7. Negative Cancer Messages Backfire With Blacks
8. Lung Cancer Alliance-Georgia Issues Third Annual State-Specific Report Card on Lung Cancer
9. Free Web Site Lists Breast Cancer Clinical Trials
10. Lung Cancer Alliance Releases 4th Annual Report Card on Lung Cancer
11. Migraine Might Lower Breast Cancer Risk
Post Your Comments:
*Name:
*Comment:
*Email:
(Date:2/8/2016)... Washington, D.C. (PRWEB) , ... February 08, 2016 ... ... has officially launched its newly redesigned website, federallabs.org . The site houses ... technologies or license available federal technologies through the process called technology transfer (T2). ...
(Date:2/8/2016)... Houma, LA (PRWEB) , ... February 08, 2016 ... ... Louisiana from offices in Houma, LA, celebrates the beginning of a new charity ... raised to assist Court Appointed Special Advocates (CASA). In the belief that children ...
(Date:2/8/2016)... ... February 08, 2016 , ... Brenton Engineering , ... bags, and flow wrapped products at WestPack 2015, February 9-11, in Anaheim, California. ... up to semi-automatic or fully-automatic case packing with a small footprint, rugged, highly ...

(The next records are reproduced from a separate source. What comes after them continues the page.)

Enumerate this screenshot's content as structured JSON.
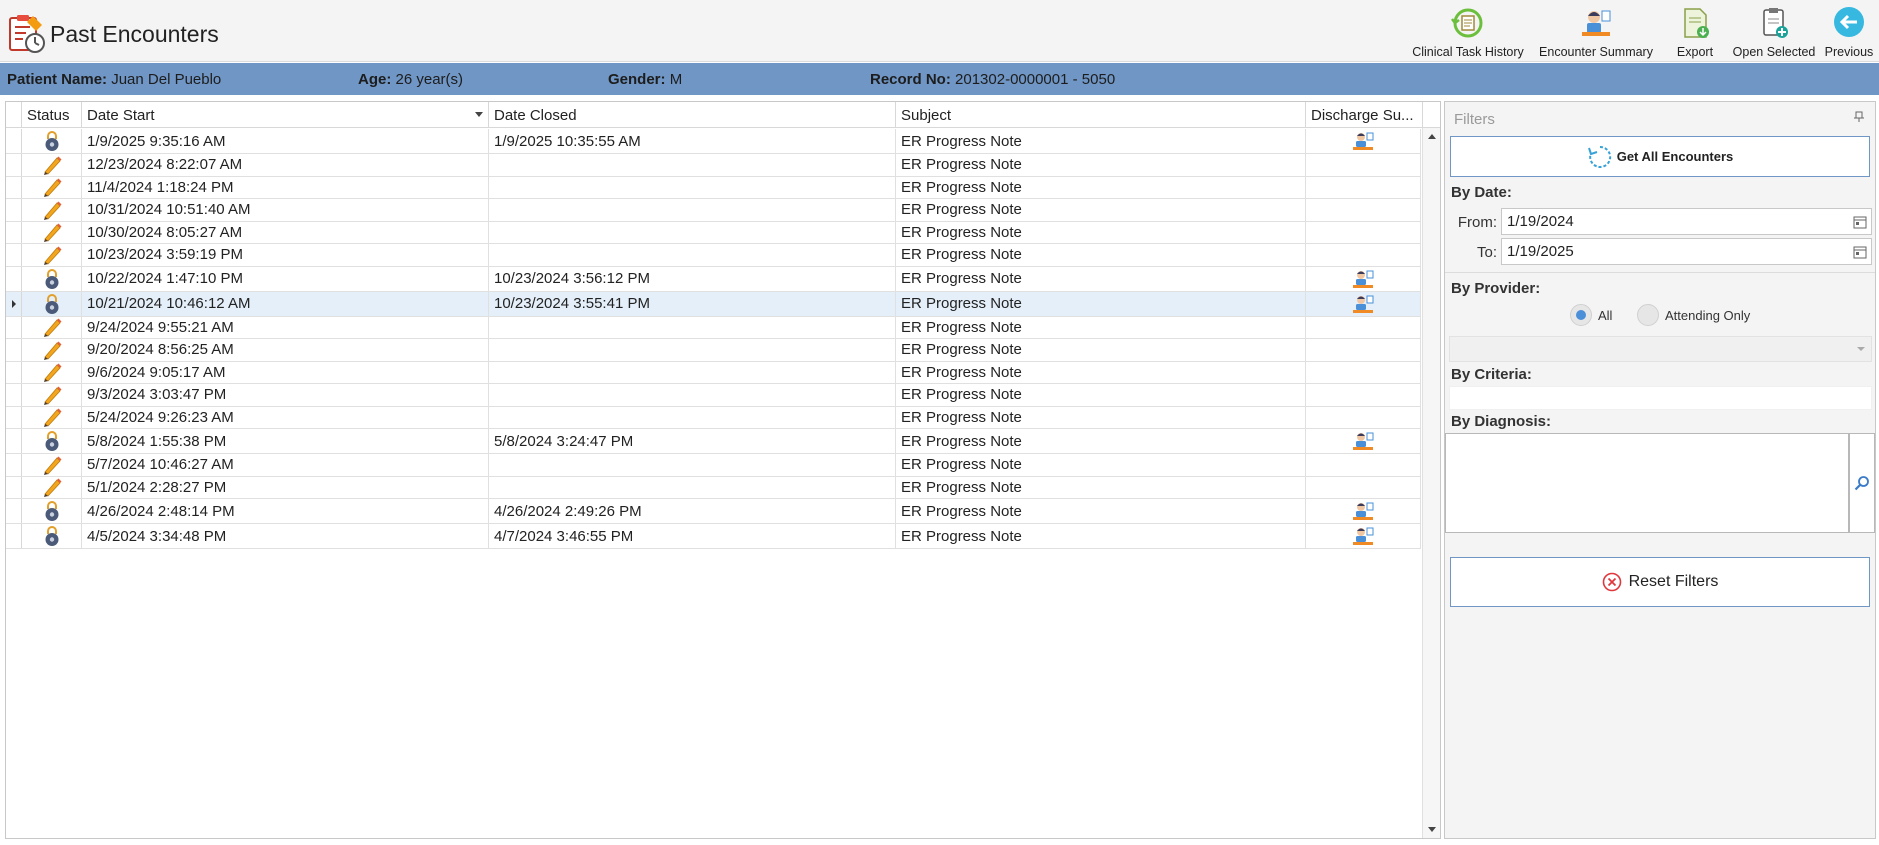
{
  "header": {
    "title": "Past Encounters",
    "toolbar": [
      {
        "label": "Clinical Task History",
        "icon": "clinical-task-history-icon"
      },
      {
        "label": "Encounter Summary",
        "icon": "encounter-summary-icon"
      },
      {
        "label": "Export",
        "icon": "export-icon"
      },
      {
        "label": "Open Selected",
        "icon": "open-selected-icon"
      },
      {
        "label": "Previous",
        "icon": "previous-icon"
      }
    ]
  },
  "patient": {
    "name_label": "Patient Name:",
    "name": "Juan Del Pueblo",
    "age_label": "Age:",
    "age": "26 year(s)",
    "gender_label": "Gender:",
    "gender": "M",
    "record_label": "Record No:",
    "record": "201302-0000001 - 5050"
  },
  "grid": {
    "columns": [
      "Status",
      "Date Start",
      "Date Closed",
      "Subject",
      "Discharge Su..."
    ],
    "sorted_column": "Date Start",
    "selected_row": 7,
    "rows": [
      {
        "status": "locked",
        "date_start": "1/9/2025 9:35:16 AM",
        "date_closed": "1/9/2025 10:35:55 AM",
        "subject": "ER Progress Note",
        "discharge": true
      },
      {
        "status": "edit",
        "date_start": "12/23/2024 8:22:07 AM",
        "date_closed": "",
        "subject": "ER Progress Note",
        "discharge": false
      },
      {
        "status": "edit",
        "date_start": "11/4/2024 1:18:24 PM",
        "date_closed": "",
        "subject": "ER Progress Note",
        "discharge": false
      },
      {
        "status": "edit",
        "date_start": "10/31/2024 10:51:40 AM",
        "date_closed": "",
        "subject": "ER Progress Note",
        "discharge": false
      },
      {
        "status": "edit",
        "date_start": "10/30/2024 8:05:27 AM",
        "date_closed": "",
        "subject": "ER Progress Note",
        "discharge": false
      },
      {
        "status": "edit",
        "date_start": "10/23/2024 3:59:19 PM",
        "date_closed": "",
        "subject": "ER Progress Note",
        "discharge": false
      },
      {
        "status": "locked",
        "date_start": "10/22/2024 1:47:10 PM",
        "date_closed": "10/23/2024 3:56:12 PM",
        "subject": "ER Progress Note",
        "discharge": true
      },
      {
        "status": "locked",
        "date_start": "10/21/2024 10:46:12 AM",
        "date_closed": "10/23/2024 3:55:41 PM",
        "subject": "ER Progress Note",
        "discharge": true
      },
      {
        "status": "edit",
        "date_start": "9/24/2024 9:55:21 AM",
        "date_closed": "",
        "subject": "ER Progress Note",
        "discharge": false
      },
      {
        "status": "edit",
        "date_start": "9/20/2024 8:56:25 AM",
        "date_closed": "",
        "subject": "ER Progress Note",
        "discharge": false
      },
      {
        "status": "edit",
        "date_start": "9/6/2024 9:05:17 AM",
        "date_closed": "",
        "subject": "ER Progress Note",
        "discharge": false
      },
      {
        "status": "edit",
        "date_start": "9/3/2024 3:03:47 PM",
        "date_closed": "",
        "subject": "ER Progress Note",
        "discharge": false
      },
      {
        "status": "edit",
        "date_start": "5/24/2024 9:26:23 AM",
        "date_closed": "",
        "subject": "ER Progress Note",
        "discharge": false
      },
      {
        "status": "locked",
        "date_start": "5/8/2024 1:55:38 PM",
        "date_closed": "5/8/2024 3:24:47 PM",
        "subject": "ER Progress Note",
        "discharge": true
      },
      {
        "status": "edit",
        "date_start": "5/7/2024 10:46:27 AM",
        "date_closed": "",
        "subject": "ER Progress Note",
        "discharge": false
      },
      {
        "status": "edit",
        "date_start": "5/1/2024 2:28:27 PM",
        "date_closed": "",
        "subject": "ER Progress Note",
        "discharge": false
      },
      {
        "status": "locked",
        "date_start": "4/26/2024 2:48:14 PM",
        "date_closed": "4/26/2024 2:49:26 PM",
        "subject": "ER Progress Note",
        "discharge": true
      },
      {
        "status": "locked",
        "date_start": "4/5/2024 3:34:48 PM",
        "date_closed": "4/7/2024 3:46:55 PM",
        "subject": "ER Progress Note",
        "discharge": true
      }
    ]
  },
  "filters": {
    "title": "Filters",
    "get_all_label": "Get All Encounters",
    "by_date_label": "By Date:",
    "from_label": "From:",
    "from_value": "1/19/2024",
    "to_label": "To:",
    "to_value": "1/19/2025",
    "by_provider_label": "By Provider:",
    "provider_options": [
      "All",
      "Attending Only"
    ],
    "provider_selected": "All",
    "by_criteria_label": "By Criteria:",
    "by_diagnosis_label": "By Diagnosis:",
    "reset_label": "Reset Filters"
  },
  "colors": {
    "banner": "#6f96c5",
    "accent_border": "#6f96c5",
    "selected_row": "#e4eff9",
    "radio_on": "#4a8fd8",
    "reset_icon": "#e0383e",
    "pencil": "#f2a61e"
  }
}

(Date:2/8/2016)... ... February 08, 2016 , ... Steve Helwig & Associates Insurance ... new community enrichment program, has teamed up with Citizens Opposed to Domestic Abuse in ... intimate abuse. To support all those victimized by the fear of violence in their ...
(Date:2/8/2016)... ... February 08, 2016 , ... Delta Dental of California and its affiliated ... , Gary D. Radine, who recently retired as president and CEO of Delta Dental ... 2015 CEO of the Year , helped lead the effort to raise funds for ...

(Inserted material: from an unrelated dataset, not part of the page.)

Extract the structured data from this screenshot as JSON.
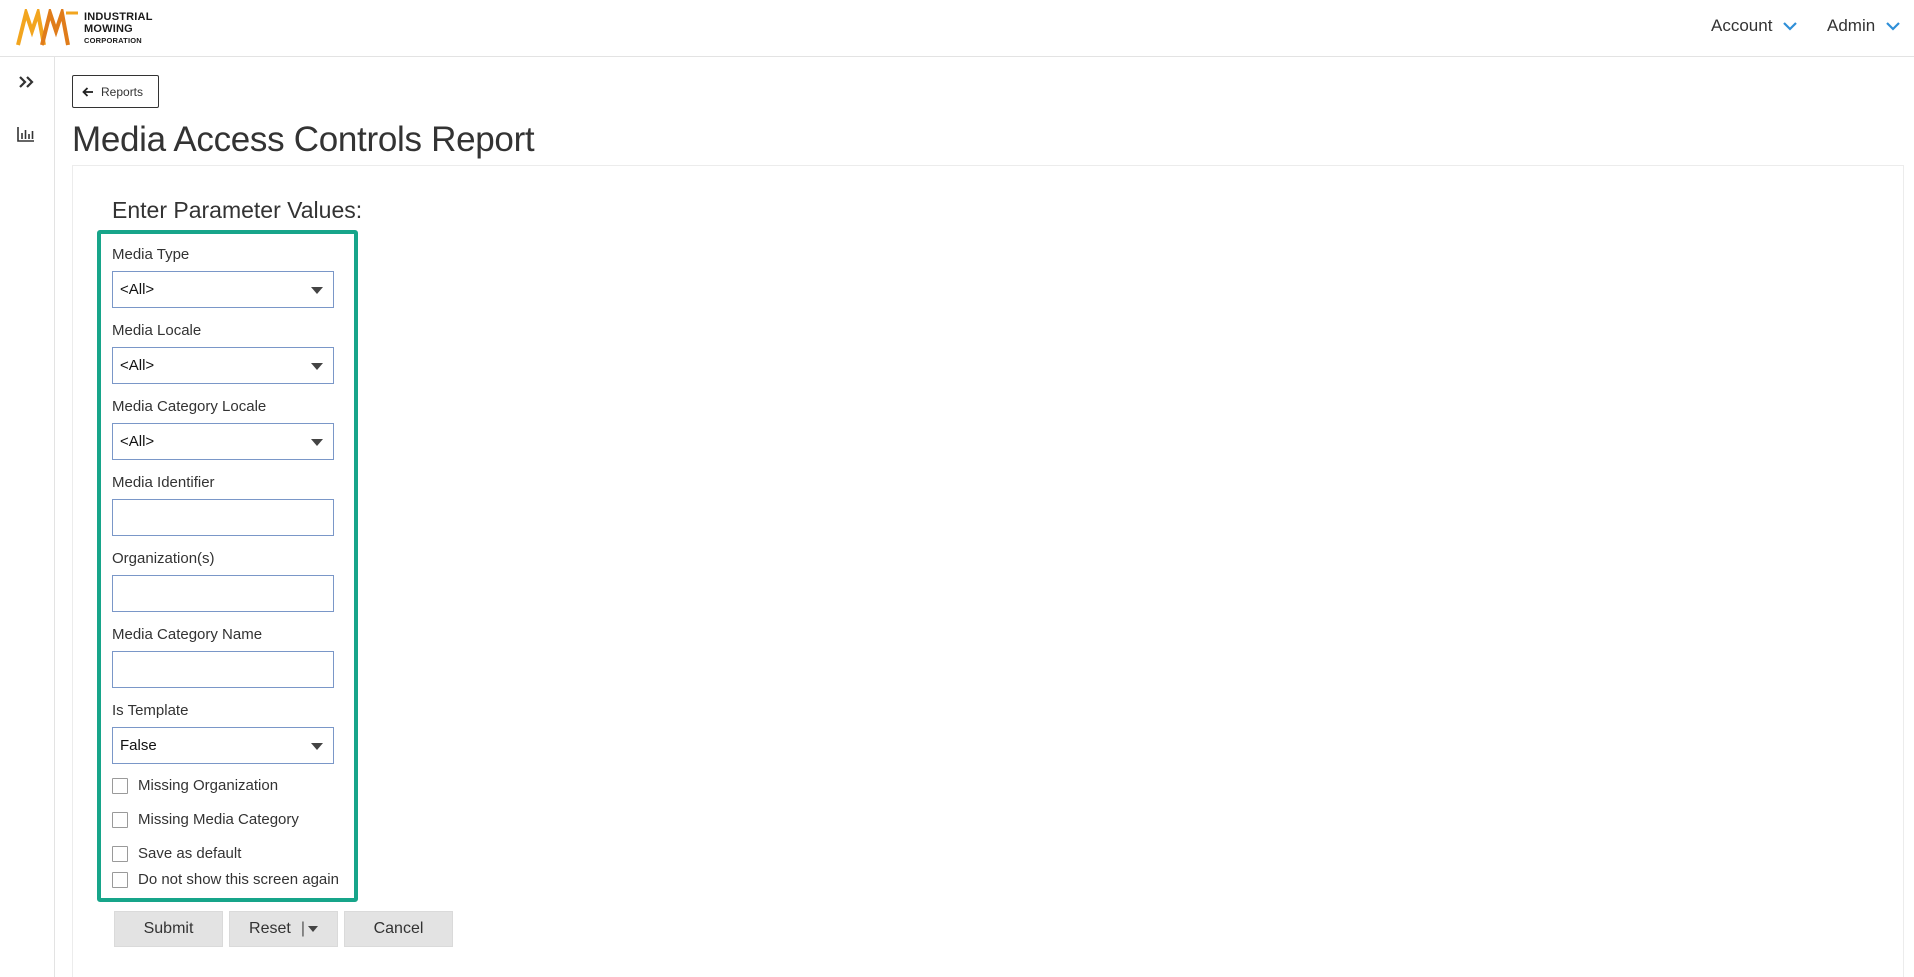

Breaking Medicine News(10 mins):
(Date:2/8/2016)... 2016  HemaFlo Therapeutics, Inc. announced today that the United ... Number 9,119,880 covering the use of NephroFlow to treat acute ... HemaFlo,s founder, said, "We are pleased to secure our rights ... Peterson , PhD, HemaFlo,s founder, said, "We are pleased to ... --> Dale Peterson , PhD, HemaFlo,s founder, said, ...
(Date:2/8/2016)... Feb. 8, 2016 Palatin Technologies, Inc. ... receptor-specific peptide therapeutics for the treatment of diseases ... announced today that the United States Patent and ... Allowance for U.S. Patent Application Serial Number 14/313,258 ... methods of treating female sexual dysfunction using the ...
(Date:2/5/2016)... , Feb. 5, 2016 Amgen (NASDAQ: AMGN ... Annual Global Healthcare Conference at 9:15 a.m. ET on Wednesday, ... . David W. Meline , executive vice president and ... Live audio of the presentation can be accessed from the ... A replay of the webcast will also be available on ...
Breaking Medicine Technology: